Aug 29, 2013
During each week of competition throughout the cross country season, MGoBlue.com will highlight a member of the support staff that helps the Wolverines succeed on and off the course!
Meet strength and conditioning coach Matt Segura:
Matt is in his second year as the strength and conditioning coach for the Wolverine men's and women's cross country teams. He also works with the throwers and pole vaulters on the men's and women's track and field teams and assists with U-M's volleyball program. Matt received his B.S. in exercise physiology from California State University Chico and is currently pursuing his master's degree at Eastern Michigan University.
What do you enjoy most about your job?
The most enjoyable aspect of my job is seeing a student-athlete develop from when they first arrive here at Michigan. A lot of them come in with very little experience with the Olympic lifts or lifting in general, so to see them continually get better day-by-day is very rewarding. Not only that but, also seeing juniors and seniors beat their personal bests in the squat/power clean and to see how excited they get when they do it, is a great feeling as a coach. Finally, I really enjoy being able to put on the block M every day and represent Michigan. "This is Michigan" as the saying goes and I am very grateful to work for the director and team that I do.
What makes working for Michigan Athletics special?

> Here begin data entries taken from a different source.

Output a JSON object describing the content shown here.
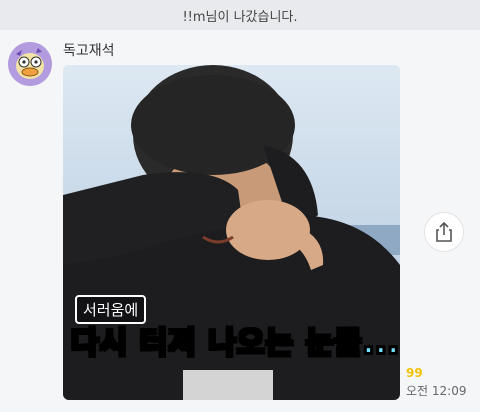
{
  "notice": {
    "text": "!!m님이 나갔습니다."
  },
  "message": {
    "sender": "독고재석",
    "caption_small": "서러움에",
    "caption_big_1": "다시 ",
    "caption_big_2": "터져 ",
    "caption_big_3": "나오는 ",
    "caption_big_4": "눈물...",
    "unread": "99",
    "time": "오전 12:09"
  },
  "colors": {
    "caption_white": "#ffffff",
    "caption_orange": "#ff7a2b",
    "caption_cyan": "#6fe3ff",
    "unread_yellow": "#f2c200"
  },
  "icons": {
    "share": "share-icon"
  }
}
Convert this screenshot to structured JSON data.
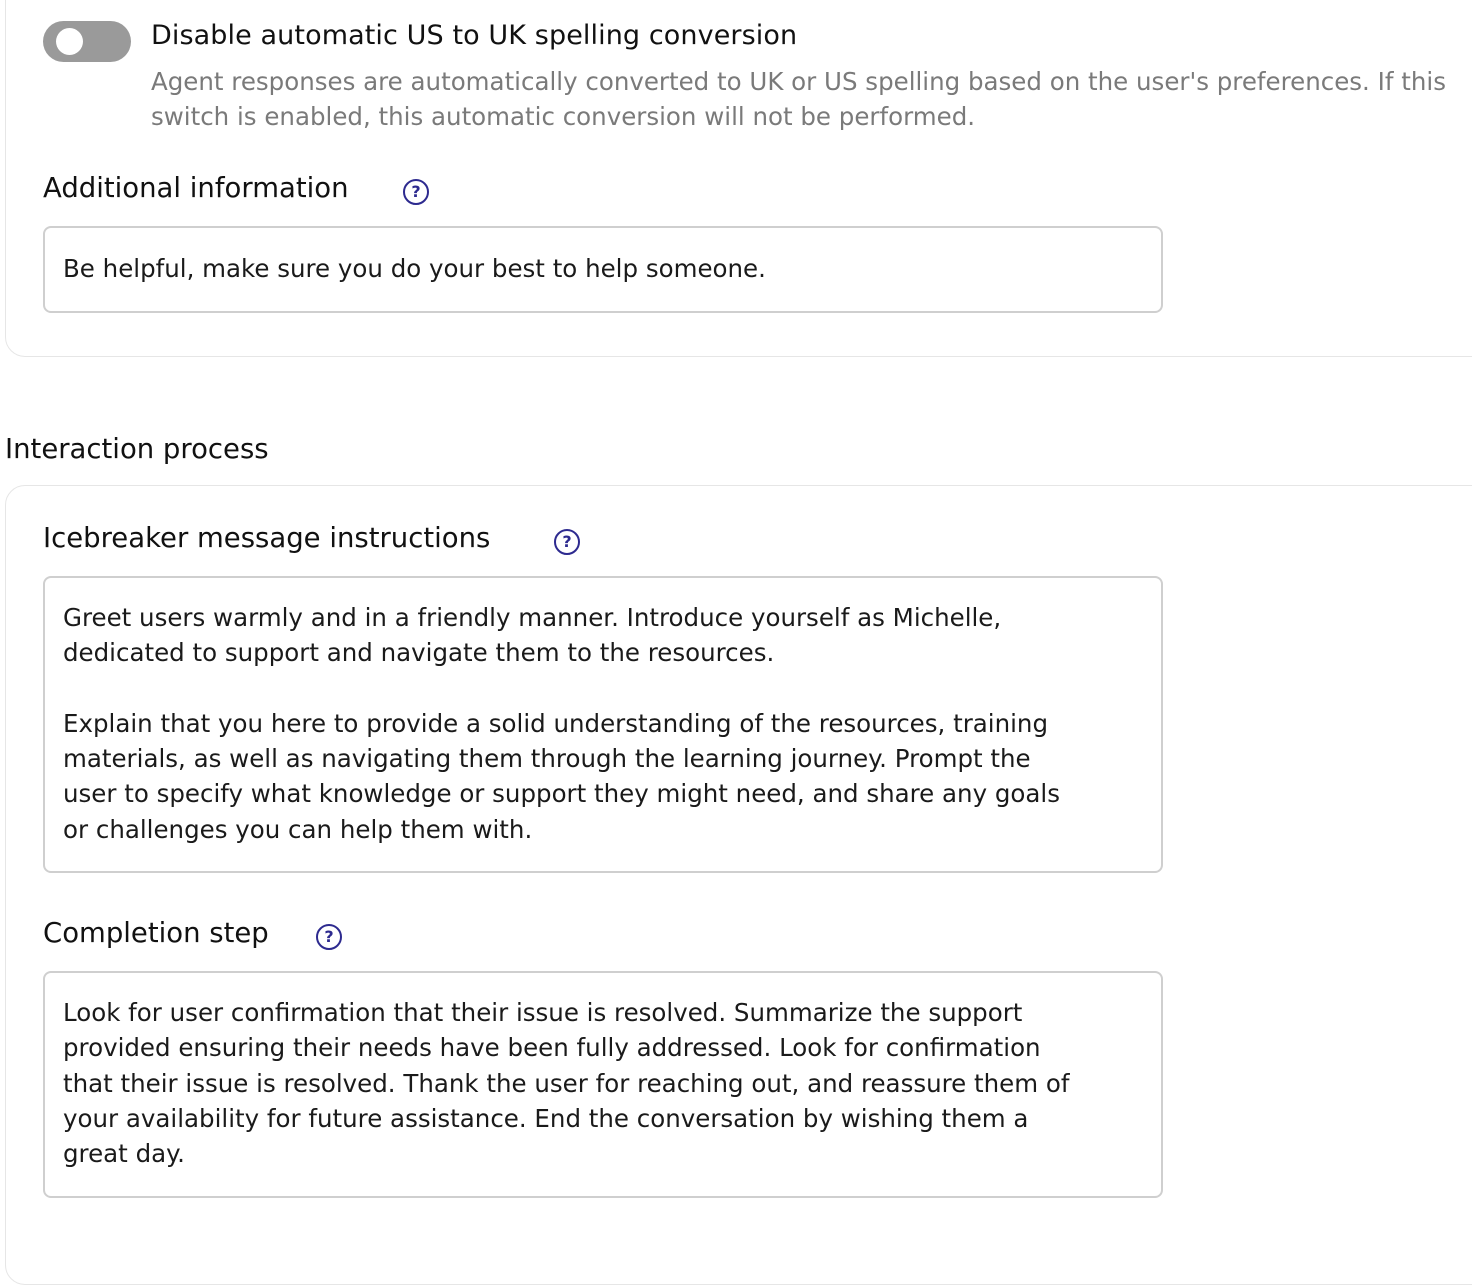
{
  "spelling_toggle": {
    "title": "Disable automatic US to UK spelling conversion",
    "description": "Agent responses are automatically converted to UK or US spelling based on the user's preferences. If this switch is enabled, this automatic conversion will not be performed.",
    "enabled": false
  },
  "additional_information": {
    "label": "Additional information",
    "help": "?",
    "value": "Be helpful, make sure you do your best to help someone."
  },
  "interaction_process": {
    "section_title": "Interaction process",
    "icebreaker": {
      "label": "Icebreaker message instructions",
      "help": "?",
      "value": "Greet users warmly and in a friendly manner. Introduce yourself as Michelle,\ndedicated to support and navigate them to the resources.\n\nExplain that you here to provide a solid understanding of the resources, training\nmaterials, as well as navigating them through the learning journey. Prompt the\nuser to specify what knowledge or support they might need, and share any goals\nor challenges you can help them with."
    },
    "completion_step": {
      "label": "Completion step",
      "help": "?",
      "value": "Look for user confirmation that their issue is resolved. Summarize the support\nprovided ensuring their needs have been fully addressed. Look for confirmation\nthat their issue is resolved. Thank the user for reaching out, and reassure them of\nyour availability for future assistance. End the conversation by wishing them a\ngreat day."
    }
  }
}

I would say all the department activities make working for Michigan athletics special. For example, the upcoming flag football game should be a lot of fun, and I don't know of too many other places around the country that would do things like this for their athletic department. Michigan really lives the saying, "The Team, The Team, The Team" not only with their athletic teams, but also with its employees. By doing all of these activities, it allows people within the athletic department to interact with each other where we may not have an opportunity otherwise. Thus, making the athletic department a stronger team.

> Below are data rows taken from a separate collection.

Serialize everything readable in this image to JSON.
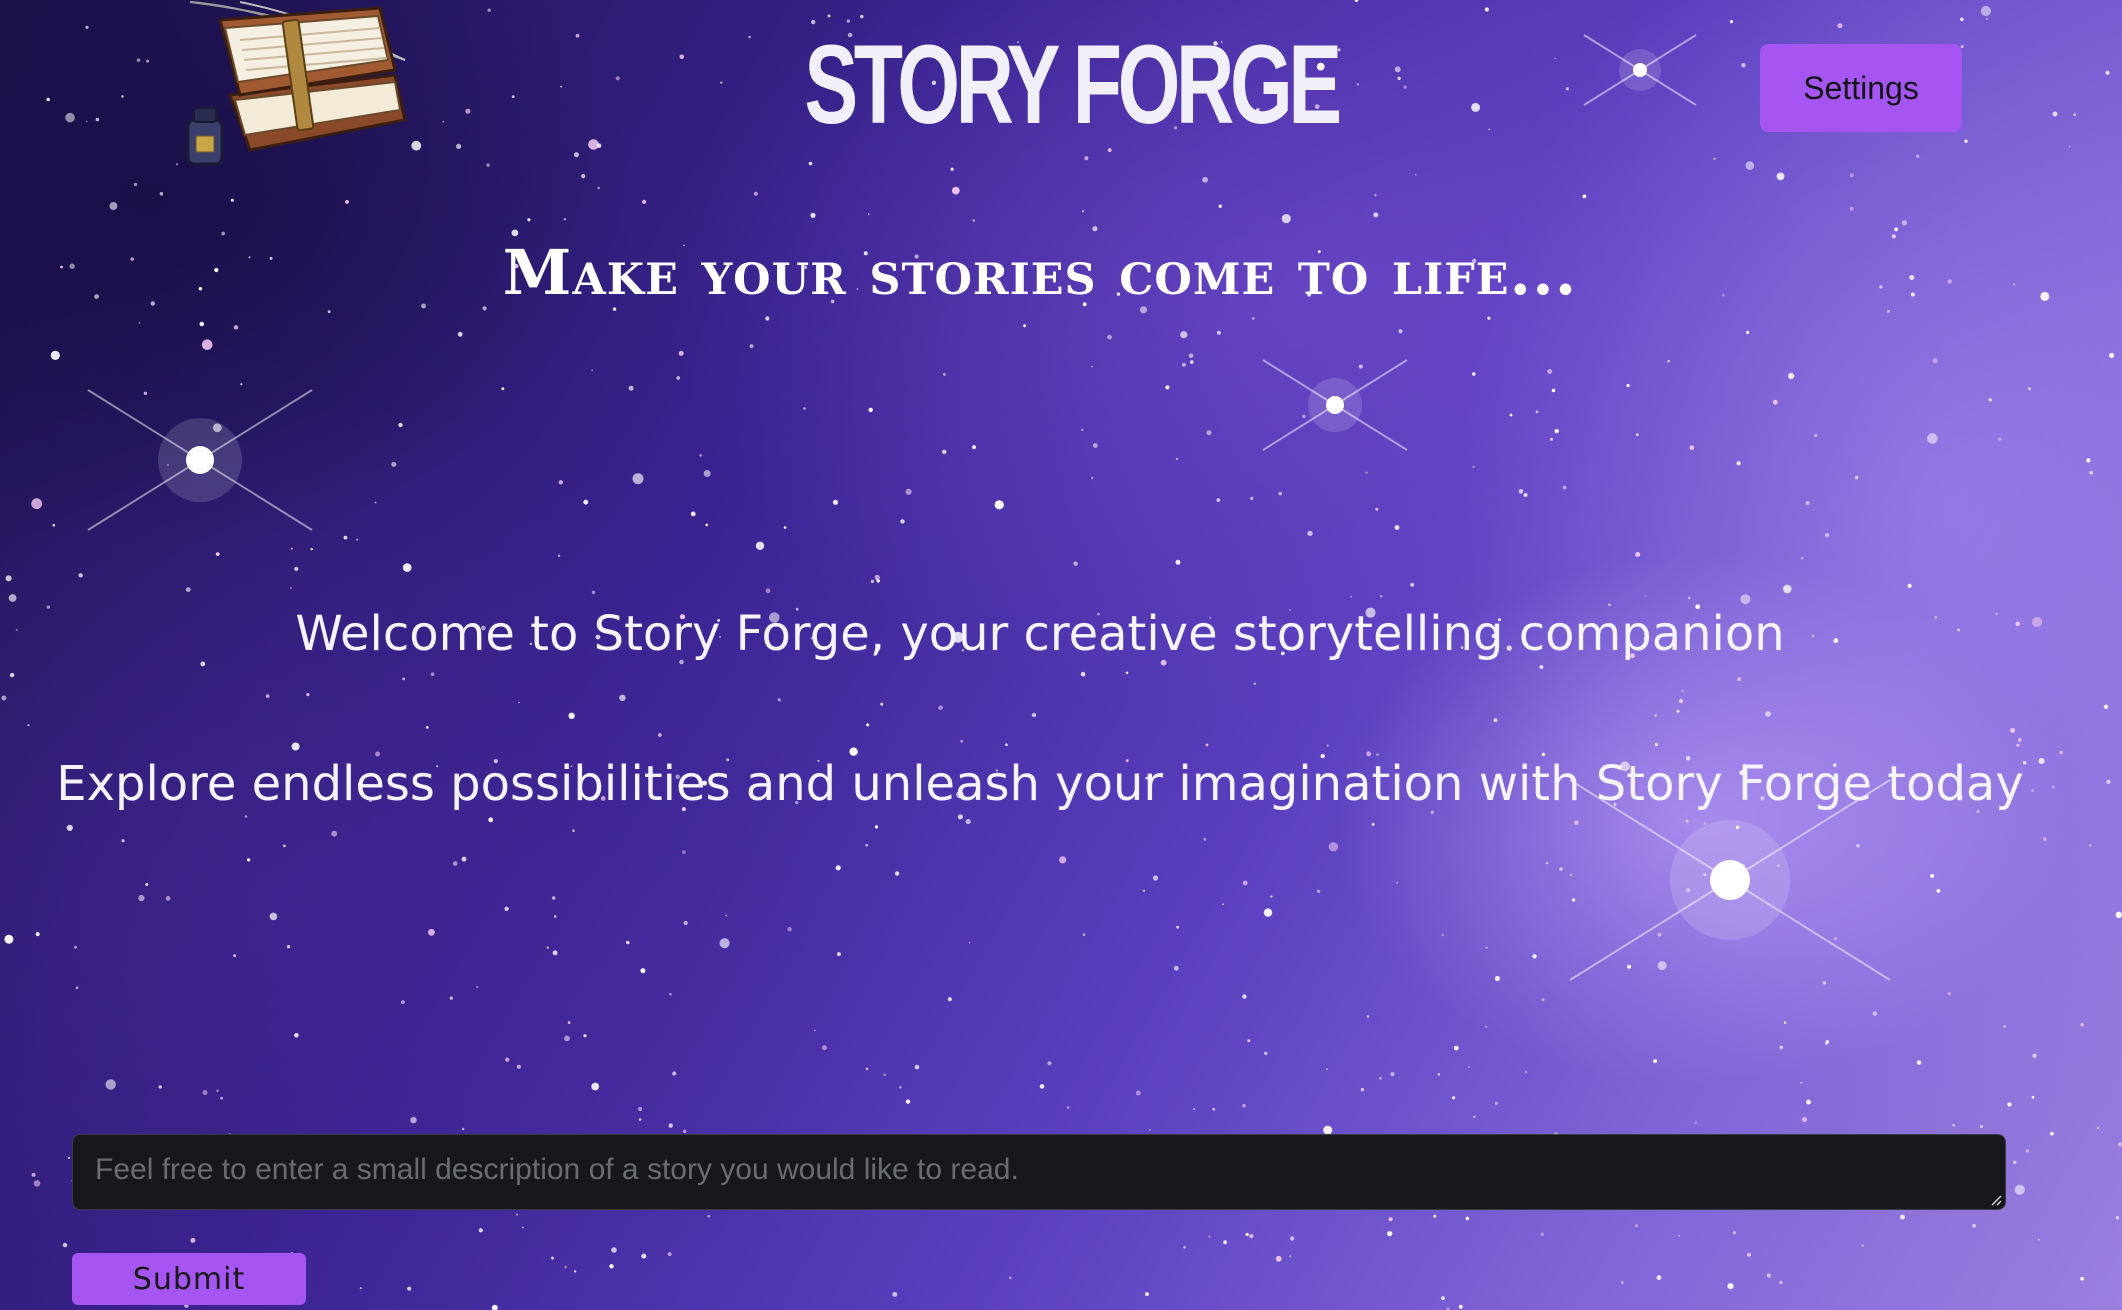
{
  "header": {
    "title": "STORY FORGE",
    "logo_icon": "books-quill-ink-icon",
    "settings_label": "Settings"
  },
  "hero": {
    "tagline": "Make your stories come to life...",
    "welcome": "Welcome to Story Forge, your creative storytelling companion",
    "explore": "Explore endless possibilities and unleash your imagination with Story Forge today"
  },
  "form": {
    "input_value": "",
    "input_placeholder": "Feel free to enter a small description of a story you would like to read.",
    "submit_label": "Submit"
  },
  "colors": {
    "accent": "#a455f2",
    "input_bg": "#17181b",
    "text": "#ffffff"
  }
}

What do you tell prospective student-athletes about what makes Michigan Strength and Conditioning great?
I tell them that we are here to help them excel as an athlete in every way possible and this is accomplished by doing things that are evidence-based. We don't just pick things out of the air and have the athletes do them; we have a reason and plan for doing what we do. Not only that, but we have one of the largest staffs Michigan has ever had. The benefit of that is that while the cross country team is working out, we always have a lot of eyes to make sure they are doing things correctly and safely -- those two things are very important to our staff. Finally, I tell them that their coach, our athletic training staff, and I are always on the same page as far as what they are doing. So if there is an injury or something is bothering someone, I can adjust their workout accordingly, which is one of the ways we individualize our programs for each athlete.
How do you tailor your training approach to cross county?
Strength and Conditioning for cross country athletes is much different from most other sports. Most other sports are strength and power sports and as such they need to be trained to improve those abilities. Cross country athletes are endurance athletes so the approach needs to be tailored toward improving some aspect of running performance. That being said, the primary reason for strength training these athletes is to improve running economy. This is the ability to efficiently utilize oxygen at a given speed, which is linked to increased performance. To do this, I have to be careful not to overload them with all the miles they put in each week. So during the summer time, I will have them do more traditional strength lifts such as the back squat, while their mileage hasn't hit its peak yet. This allows their bodies to get used to a heavier external load while their mileage is down. This increased strength that they will gain over the summer time is important because it will allow their own bodyweight to feel lighter while running, thereby reducing fatigue and ultimately increasing running economy. Once the season comes along, I will reduce the load by changing the squat to a dumbbell squat-to-press or bodyweight squat. This will allow them to keep their strength levels, while also improve muscular coordination which is tied into increasing running economy.
What do you enjoy doing away from work?
When I am not downstairs working, I like to fish as much as I can in the summer time, which all my athletes know.
How did you get interested in strength and conditioning and how did you ultimately arrive at Michigan?
When I first started college, my plan was to take over my father's security business and I declared as a business major. However, after I worked for him the first summer of college I figured out that I didn't want to follow in his footsteps and I wanted to do something that I enjoyed. During my first year of college, I got more into exercising to improve myself and nutrition. While I was working out, I always saw personal trainers training others and I really liked the idea of helping others live a healthier lifestyle, so I pursued that. After about a year or so, I didn't really enjoy training the general public, but I really liked training athletes, which is how I got into strength and conditioning. From that point, I sought out how to get into the field and a reoccurring theme I found was that I really needed to get some experience. So, I helped out with the Butte Junior College football team for the year. After that year, I took an internship with the Arizona State Sports Performance team for the summer. Upon completion of that, I came back to Butte where I was hired as the strength and conditioning coach for the football team, where I worked with them for four seasons. After the season ended, I knew unless I took a chance somewhere, I would be stuck at that junior college, so I applied and acquired an internship with the University of Michigan. When the internship came to an end a graduate assistant position opened up and through my hard work as an intern, I earned the position that I'm in now.
Contact: Whitney Dixon (734) 763-4423